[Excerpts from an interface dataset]

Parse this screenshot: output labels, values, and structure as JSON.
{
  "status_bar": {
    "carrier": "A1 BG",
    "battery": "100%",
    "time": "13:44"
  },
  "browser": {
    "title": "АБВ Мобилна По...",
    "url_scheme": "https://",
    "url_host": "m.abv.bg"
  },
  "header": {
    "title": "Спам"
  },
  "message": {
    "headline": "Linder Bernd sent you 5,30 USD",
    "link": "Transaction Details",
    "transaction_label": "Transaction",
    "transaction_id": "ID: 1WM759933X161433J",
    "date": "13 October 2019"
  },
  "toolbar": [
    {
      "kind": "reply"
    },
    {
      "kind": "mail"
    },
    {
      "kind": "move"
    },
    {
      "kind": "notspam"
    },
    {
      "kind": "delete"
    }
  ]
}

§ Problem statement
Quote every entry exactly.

§ Reply
Parse this screenshot: output labels, values, and structure as JSON.
{
  "status_bar": {
    "carrier": "A1 BG",
    "battery": "100%",
    "time": "13:44"
  },
  "browser": {
    "title": "АБВ Мобилна По...",
    "url_scheme": "https://",
    "url_host": "m.abv.bg"
  },
  "header": {
    "title": "Спам"
  },
  "message": {
    "headline": "Linder Bernd sent you 5,30 USD",
    "link": "Transaction Details",
    "transaction_label": "Transaction",
    "transaction_id": "ID: 1WM759933X161433J",
    "date": "13 October 2019"
  },
  "toolbar": [
    {
      "kind": "reply"
    },
    {
      "kind": "mail"
    },
    {
      "kind": "move"
    },
    {
      "kind": "notspam"
    },
    {
      "kind": "delete"
    }
  ]
}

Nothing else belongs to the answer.